To account for these effects, I made several modifications in the final version. I decided to use a better readable sans-serif font that still suits the theme. Having the text run vertically normally isn’t good for readability, but in this case allows to use much bigger letters. Using only uppercase letters also makes the text better readable at a distance. I increased the contrast of the used colors, by replacing brown by black and yellowish-white by white. It would also have been warranted to simplify the image to a more abstract iconic version. I decided against it because I had previously constructed the image from a pencil drawing, and a more iconic version would probably have meant starting again from scratch. I also a added a small watermark at the bottom of the flag. In orange on the yellow background it is intended to disappear when viewed from a distance.

Below is what the beachflag printed by finally looked like. Creases and their shadows can be seen to reduce visibility a bit.

In a nutshell these are the things that I learned should be considered when designing for viewing at large distances or at small sizes:

  • Text: use well readable, simple non-serif fonts, use proportionally larger font sizes in comparsion to your text area, use bolder fontweights and uppercase lettering to improve readability
  • Images: reduce images to abstract icons, use only areas or widen contours
  • Colors: use only 2-3 colors with high contrast, a colorful background with neutral-colored content works better than the other way around

All of these points are fulfilled by european traffic signs which are of course designed for maximal recognizability under varying circumstances. It is an interesting coincidence that the color combination yellow-black chosen for the topic of bees and honey here, is also one of the classic high-contrast color combinations used for traffic signs. Other such color combinations with strong contrast in color and brightness are red-white-black and blue-white-black.

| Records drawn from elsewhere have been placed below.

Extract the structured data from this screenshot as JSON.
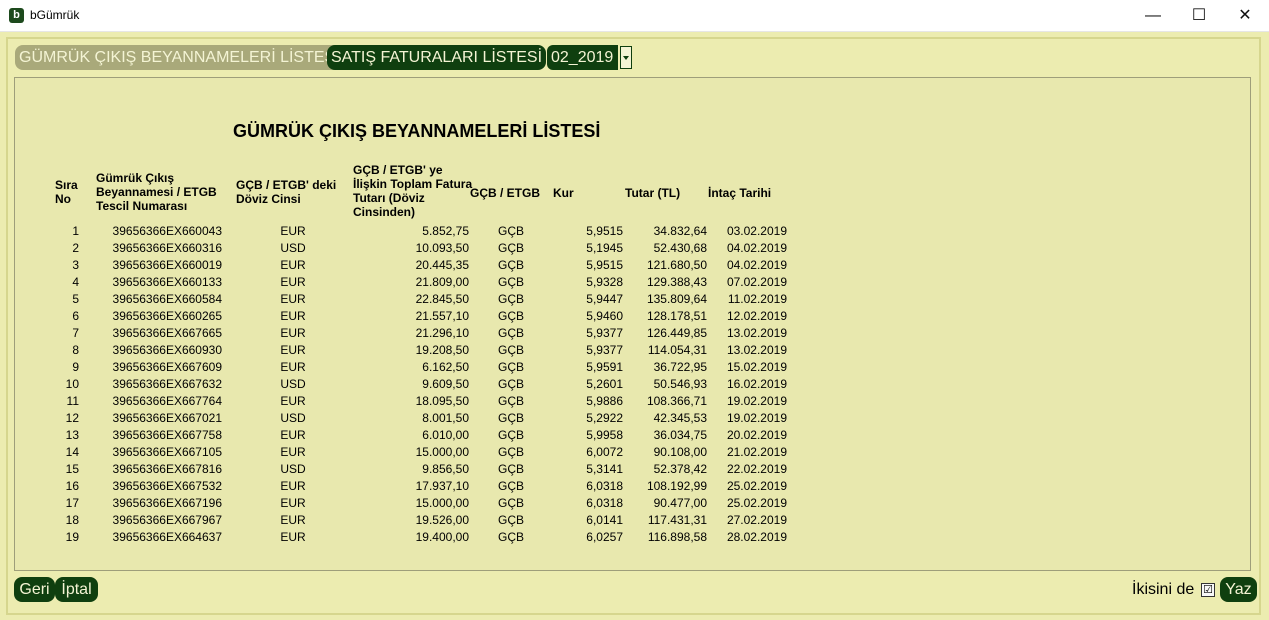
{
  "window": {
    "title": "bGümrük",
    "icon_letter": "b",
    "minimize": "—",
    "maximize": "☐",
    "close": "✕"
  },
  "tabs": {
    "gcb": "GÜMRÜK ÇIKIŞ BEYANNAMELERİ LİSTESİ",
    "sales": "SATIŞ FATURALARI LİSTESİ",
    "period": "02_2019"
  },
  "report": {
    "title": "GÜMRÜK ÇIKIŞ BEYANNAMELERİ LİSTESİ",
    "headers": {
      "sira": "Sıra No",
      "tescil": "Gümrük Çıkış Beyannamesi / ETGB Tescil Numarası",
      "doviz": "GÇB / ETGB' deki Döviz Cinsi",
      "fatura": "GÇB / ETGB' ye İlişkin Toplam Fatura Tutarı (Döviz Cinsinden)",
      "type": "GÇB / ETGB",
      "kur": "Kur",
      "tutar": "Tutar (TL)",
      "tarih": "İntaç Tarihi"
    },
    "rows": [
      {
        "no": "1",
        "tescil": "39656366EX660043",
        "doviz": "EUR",
        "fatura": "5.852,75",
        "type": "GÇB",
        "kur": "5,9515",
        "tutar": "34.832,64",
        "tarih": "03.02.2019"
      },
      {
        "no": "2",
        "tescil": "39656366EX660316",
        "doviz": "USD",
        "fatura": "10.093,50",
        "type": "GÇB",
        "kur": "5,1945",
        "tutar": "52.430,68",
        "tarih": "04.02.2019"
      },
      {
        "no": "3",
        "tescil": "39656366EX660019",
        "doviz": "EUR",
        "fatura": "20.445,35",
        "type": "GÇB",
        "kur": "5,9515",
        "tutar": "121.680,50",
        "tarih": "04.02.2019"
      },
      {
        "no": "4",
        "tescil": "39656366EX660133",
        "doviz": "EUR",
        "fatura": "21.809,00",
        "type": "GÇB",
        "kur": "5,9328",
        "tutar": "129.388,43",
        "tarih": "07.02.2019"
      },
      {
        "no": "5",
        "tescil": "39656366EX660584",
        "doviz": "EUR",
        "fatura": "22.845,50",
        "type": "GÇB",
        "kur": "5,9447",
        "tutar": "135.809,64",
        "tarih": "11.02.2019"
      },
      {
        "no": "6",
        "tescil": "39656366EX660265",
        "doviz": "EUR",
        "fatura": "21.557,10",
        "type": "GÇB",
        "kur": "5,9460",
        "tutar": "128.178,51",
        "tarih": "12.02.2019"
      },
      {
        "no": "7",
        "tescil": "39656366EX667665",
        "doviz": "EUR",
        "fatura": "21.296,10",
        "type": "GÇB",
        "kur": "5,9377",
        "tutar": "126.449,85",
        "tarih": "13.02.2019"
      },
      {
        "no": "8",
        "tescil": "39656366EX660930",
        "doviz": "EUR",
        "fatura": "19.208,50",
        "type": "GÇB",
        "kur": "5,9377",
        "tutar": "114.054,31",
        "tarih": "13.02.2019"
      },
      {
        "no": "9",
        "tescil": "39656366EX667609",
        "doviz": "EUR",
        "fatura": "6.162,50",
        "type": "GÇB",
        "kur": "5,9591",
        "tutar": "36.722,95",
        "tarih": "15.02.2019"
      },
      {
        "no": "10",
        "tescil": "39656366EX667632",
        "doviz": "USD",
        "fatura": "9.609,50",
        "type": "GÇB",
        "kur": "5,2601",
        "tutar": "50.546,93",
        "tarih": "16.02.2019"
      },
      {
        "no": "11",
        "tescil": "39656366EX667764",
        "doviz": "EUR",
        "fatura": "18.095,50",
        "type": "GÇB",
        "kur": "5,9886",
        "tutar": "108.366,71",
        "tarih": "19.02.2019"
      },
      {
        "no": "12",
        "tescil": "39656366EX667021",
        "doviz": "USD",
        "fatura": "8.001,50",
        "type": "GÇB",
        "kur": "5,2922",
        "tutar": "42.345,53",
        "tarih": "19.02.2019"
      },
      {
        "no": "13",
        "tescil": "39656366EX667758",
        "doviz": "EUR",
        "fatura": "6.010,00",
        "type": "GÇB",
        "kur": "5,9958",
        "tutar": "36.034,75",
        "tarih": "20.02.2019"
      },
      {
        "no": "14",
        "tescil": "39656366EX667105",
        "doviz": "EUR",
        "fatura": "15.000,00",
        "type": "GÇB",
        "kur": "6,0072",
        "tutar": "90.108,00",
        "tarih": "21.02.2019"
      },
      {
        "no": "15",
        "tescil": "39656366EX667816",
        "doviz": "USD",
        "fatura": "9.856,50",
        "type": "GÇB",
        "kur": "5,3141",
        "tutar": "52.378,42",
        "tarih": "22.02.2019"
      },
      {
        "no": "16",
        "tescil": "39656366EX667532",
        "doviz": "EUR",
        "fatura": "17.937,10",
        "type": "GÇB",
        "kur": "6,0318",
        "tutar": "108.192,99",
        "tarih": "25.02.2019"
      },
      {
        "no": "17",
        "tescil": "39656366EX667196",
        "doviz": "EUR",
        "fatura": "15.000,00",
        "type": "GÇB",
        "kur": "6,0318",
        "tutar": "90.477,00",
        "tarih": "25.02.2019"
      },
      {
        "no": "18",
        "tescil": "39656366EX667967",
        "doviz": "EUR",
        "fatura": "19.526,00",
        "type": "GÇB",
        "kur": "6,0141",
        "tutar": "117.431,31",
        "tarih": "27.02.2019"
      },
      {
        "no": "19",
        "tescil": "39656366EX664637",
        "doviz": "EUR",
        "fatura": "19.400,00",
        "type": "GÇB",
        "kur": "6,0257",
        "tutar": "116.898,58",
        "tarih": "28.02.2019"
      }
    ]
  },
  "footer": {
    "back": "Geri",
    "cancel": "İptal",
    "both_label": "İkisini de",
    "checkbox_mark": "☑",
    "write": "Yaz"
  }
}
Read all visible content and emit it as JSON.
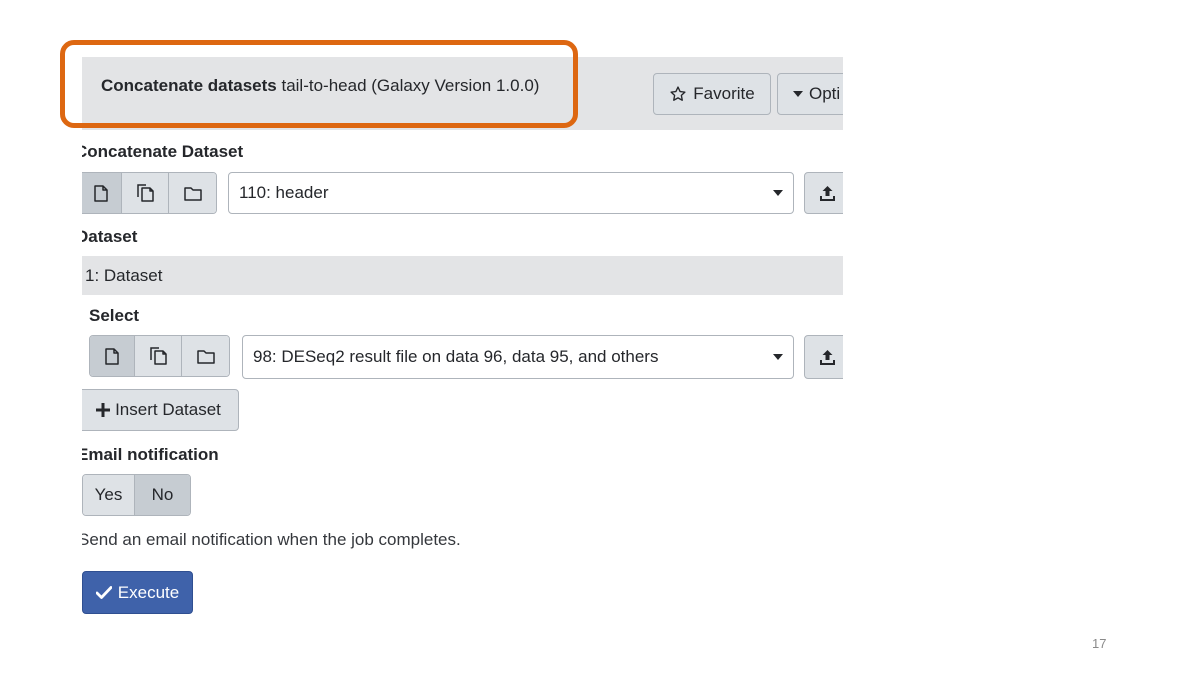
{
  "tool": {
    "name": "Concatenate datasets",
    "description": "tail-to-head (Galaxy Version 1.0.0)"
  },
  "header": {
    "favorite_label": "Favorite",
    "options_label": "Opti"
  },
  "concatenate": {
    "label": "Concatenate Dataset",
    "selected": "110: header"
  },
  "dataset_section": {
    "label": "Dataset",
    "repeat_title": "1: Dataset",
    "select_label": "Select",
    "selected": "98: DESeq2 result file on data 96, data 95, and others"
  },
  "insert_dataset_label": "Insert Dataset",
  "email": {
    "label": "Email notification",
    "yes_label": "Yes",
    "no_label": "No",
    "selected": "No",
    "help": "Send an email notification when the job completes."
  },
  "execute_label": "Execute",
  "slide_number": "17",
  "colors": {
    "highlight": "#dd6711",
    "execute": "#3f62aa",
    "header_bg": "#e3e4e6"
  }
}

Additional Note 13.05.2019: I simplified the bee icon further for printing it on workwear shirts. This version is reduced to a single color and simpler surfaces. It can be seen that this version works even better for viewing at distances and at small sizes. (The shirt is shown in worn condition here.)